Take over a leadership role for a project outside your team
Your manager or a peer in an adjacent org may inform you of a project that is seeking additional help or leadership due to circumstances that are risking its delivery. Consider joining the project as a player-coach; as you help steady the delivery of the project, you’ll be building domain knowledge outside your immediate team and leveling up coworkers on other teams. This domain knowledge – and the relationships you build outside your world – will help you expand your reputation.
Scale an internal product into a platform
Have you built a solution that solves a problem for other teams, such as a machine learning model, a UI library, or an API? You may want to mature this offering into a general solution for other teams to digest and consume. Much has been written on this topic, but in general you will want to try to solicit concrete use cases from one or two early adopters, who you can use to gradually evolve your system from a bespoke solution to an extensible platform.
Advance a competency across functional areas
Is there a skill gap that you see across a functional role? Maybe there’s an opportunity to upskill engineers by leading workshops or starting a community of practice, whether that be around clean coding practices, testability, performance, a new tool, software language, or framework. The best thing is that you don’t have to be an expert to accomplish this; you can pitch this as a way of learning and upskilling together, and take the lead in assembling the team.
Improve a process or capability across the company

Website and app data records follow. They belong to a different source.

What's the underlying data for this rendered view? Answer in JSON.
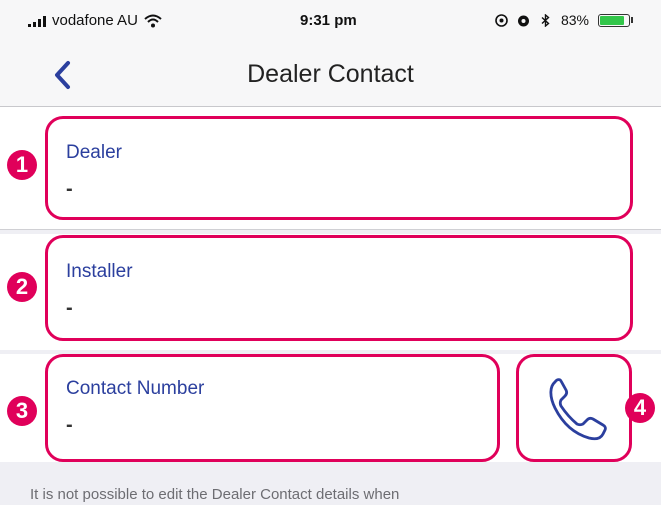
{
  "status_bar": {
    "carrier": "vodafone AU",
    "time": "9:31 pm",
    "battery": "83%",
    "battery_level": 0.83
  },
  "nav": {
    "title": "Dealer Contact",
    "back_icon": "chevron-left-icon"
  },
  "fields": {
    "dealer": {
      "label": "Dealer",
      "value": "-"
    },
    "installer": {
      "label": "Installer",
      "value": "-"
    },
    "contact": {
      "label": "Contact Number",
      "value": "-"
    }
  },
  "callouts": [
    "1",
    "2",
    "3",
    "4"
  ],
  "footer": {
    "note": "It is not possible to edit the Dealer Contact details when"
  },
  "colors": {
    "accent": "#2b3f9e",
    "highlight": "#e0005a",
    "battery": "#32c64a"
  }
}
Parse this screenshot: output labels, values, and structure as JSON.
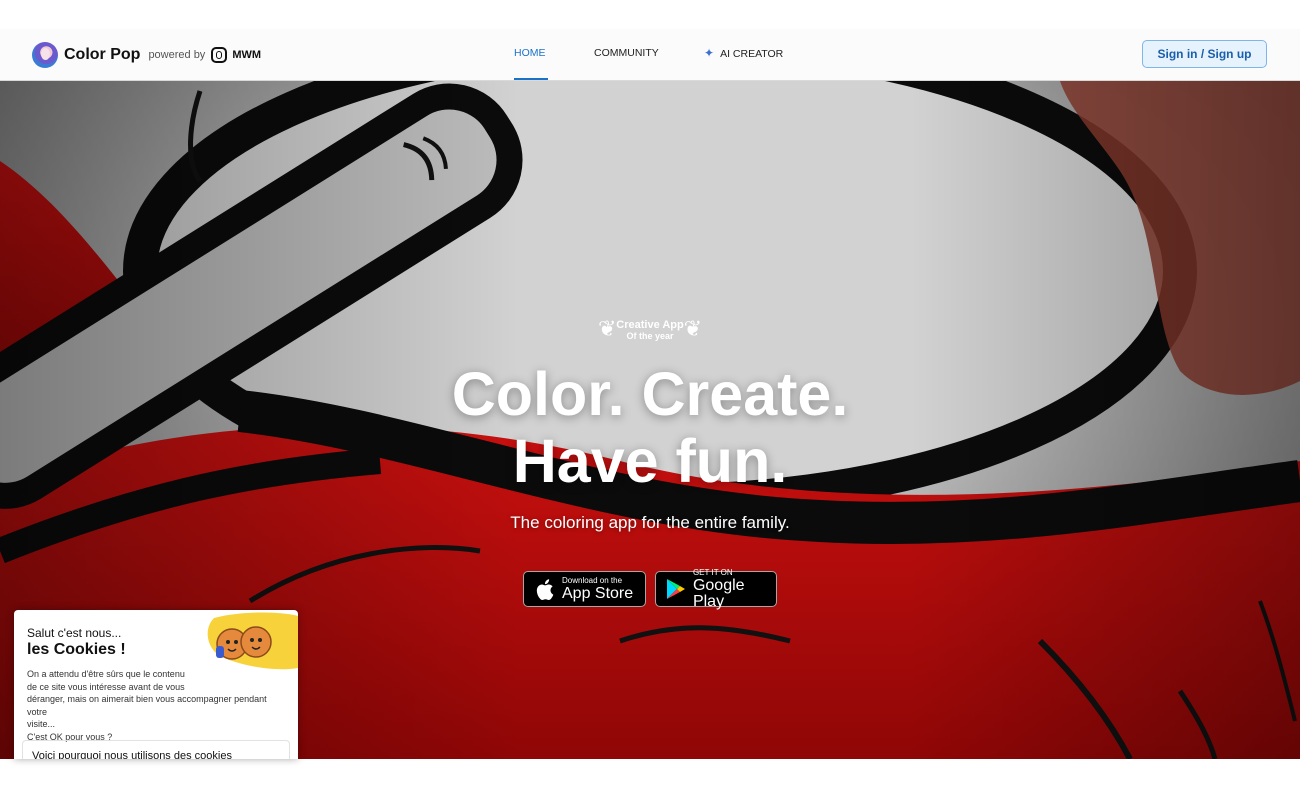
{
  "header": {
    "app_name": "Color Pop",
    "powered_by": "powered by",
    "partner": "MWM",
    "nav": [
      {
        "label": "Home",
        "active": true
      },
      {
        "label": "Community",
        "active": false
      },
      {
        "label": "AI Creator",
        "active": false,
        "icon": "magic-wand-icon"
      }
    ],
    "signin_label": "Sign in / Sign up"
  },
  "hero": {
    "badge_line1": "Creative App",
    "badge_line2": "Of the year",
    "headline_line1": "Color. Create.",
    "headline_line2": "Have fun.",
    "subhead": "The coloring app for the entire family.",
    "app_store": {
      "small": "Download on the",
      "big": "App Store"
    },
    "google_play": {
      "small": "GET IT ON",
      "big": "Google Play"
    }
  },
  "cookie": {
    "hello": "Salut c'est nous...",
    "title": "les Cookies !",
    "body_lines": [
      "On a attendu d'être sûrs que le contenu",
      "de ce site vous intéresse avant de vous",
      "déranger, mais on aimerait bien vous accompagner pendant votre",
      "visite...",
      "C'est OK pour vous ?"
    ],
    "why_label": "Voici pourquoi nous utilisons des cookies"
  },
  "colors": {
    "accent": "#1a73c9",
    "signin_bg": "#e6f2fc",
    "hero_red": "#c40d0d"
  }
}
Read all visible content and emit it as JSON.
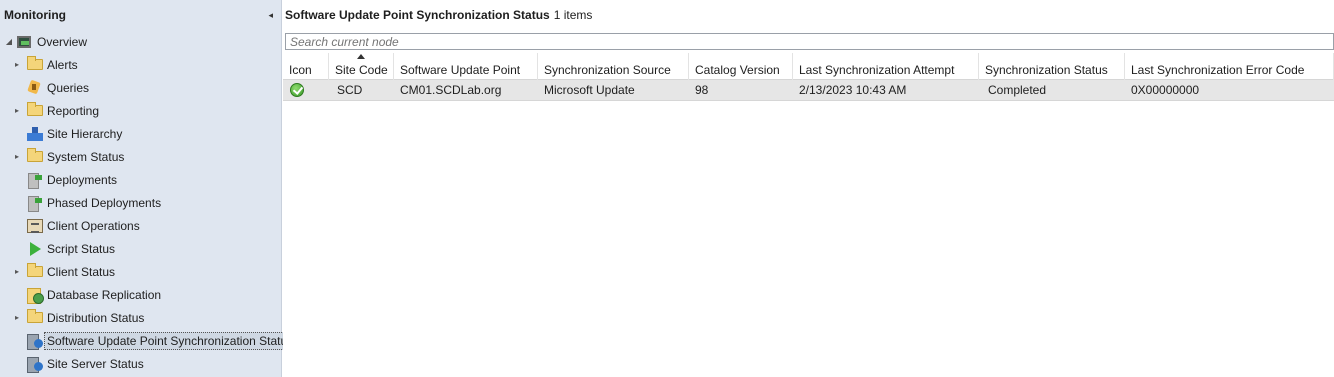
{
  "nav": {
    "title": "Monitoring",
    "collapse_glyph": "◂",
    "items": [
      {
        "label": "Overview",
        "icon": "overview-icon",
        "expander": "◢"
      },
      {
        "label": "Alerts",
        "icon": "folder-icon",
        "expander": "▸"
      },
      {
        "label": "Queries",
        "icon": "query-icon",
        "expander": ""
      },
      {
        "label": "Reporting",
        "icon": "folder-icon",
        "expander": "▸"
      },
      {
        "label": "Site Hierarchy",
        "icon": "site-hierarchy-icon",
        "expander": ""
      },
      {
        "label": "System Status",
        "icon": "folder-icon",
        "expander": "▸"
      },
      {
        "label": "Deployments",
        "icon": "deployment-icon",
        "expander": ""
      },
      {
        "label": "Phased Deployments",
        "icon": "deployment-icon",
        "expander": ""
      },
      {
        "label": "Client Operations",
        "icon": "clipboard-icon",
        "expander": ""
      },
      {
        "label": "Script Status",
        "icon": "play-icon",
        "expander": ""
      },
      {
        "label": "Client Status",
        "icon": "folder-icon",
        "expander": "▸"
      },
      {
        "label": "Database Replication",
        "icon": "database-replication-icon",
        "expander": ""
      },
      {
        "label": "Distribution Status",
        "icon": "folder-icon",
        "expander": "▸"
      },
      {
        "label": "Software Update Point Synchronization Status",
        "icon": "sup-sync-icon",
        "expander": ""
      },
      {
        "label": "Site Server Status",
        "icon": "server-status-icon",
        "expander": ""
      }
    ]
  },
  "main": {
    "title": "Software Update Point Synchronization Status",
    "count": "1 items",
    "search_placeholder": "Search current node",
    "columns": [
      "Icon",
      "Site Code",
      "Software Update Point",
      "Synchronization Source",
      "Catalog Version",
      "Last Synchronization Attempt",
      "Synchronization Status",
      "Last Synchronization Error Code"
    ],
    "rows": [
      {
        "icon": "check-ok-icon",
        "site_code": "SCD",
        "sup": "CM01.SCDLab.org",
        "source": "Microsoft Update",
        "catalog": "98",
        "last_attempt": "2/13/2023 10:43 AM",
        "status": "Completed",
        "error_code": "0X00000000"
      }
    ]
  }
}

Perhaps there are ways to improve ways of working by tweaking an agile practice or process that has long stopped working for people. You may notice a gap in how you conduct hiring reviews, or see a need to implement an architecture review process. You may champion new programs, such as starting a hiring pipeline from nontraditional career backgrounds. As is the case with organizational change, make sure you have clear buy-in and support from leadership and other stakeholders before proceeding.
Putting it all together
It’s tempting to start with the tactics and think that staff-plus career advancement just means executing and shipping bigger projects. But the reality is:
- If we enter a new project without the right relationships and trust with our coworkers, then our actions may be viewed with suspicion or indifference.
- If we aren’t aligned with information flows (both official and backchannel), then we may miss out on impactful opportunities to intervene.
- If we start a project that has too small a scope, doesn’t solve a problem or lacks actual use cases, then it doesn’t have sufficient outward visibility and impact on the organization.
- If we get on a project that doesn’t align with our organizational scope, then we will be doing work that is not visible or rewarded by the organization we belong to.
- If we are the ones doing all the heavy lifting and taking all the interesting IC work, then we miss opportunities to grow our teammates by giving them the meaty work. Additionally, we limit the effectiveness of our teams.
Over to you
Take some time to follow some of the prompts listed above and do your own introspective work. Is your manager or sponsor aware of your goals? With whom do you have relationships within the organization, and where might you need to be? Where might you plug in to receive certain information? How can you be helpful to others around you?
Growing your network, influence, and scope is like nurturing a garden; your progress is hidden for a long time while the roots form underground. Take your time cultivating relationships, have patience in project outcomes, focus on mutual benefit with other teams, and stay strategically aligned with the larger organization. In time, you’ll be able to reap the fruits of your labor.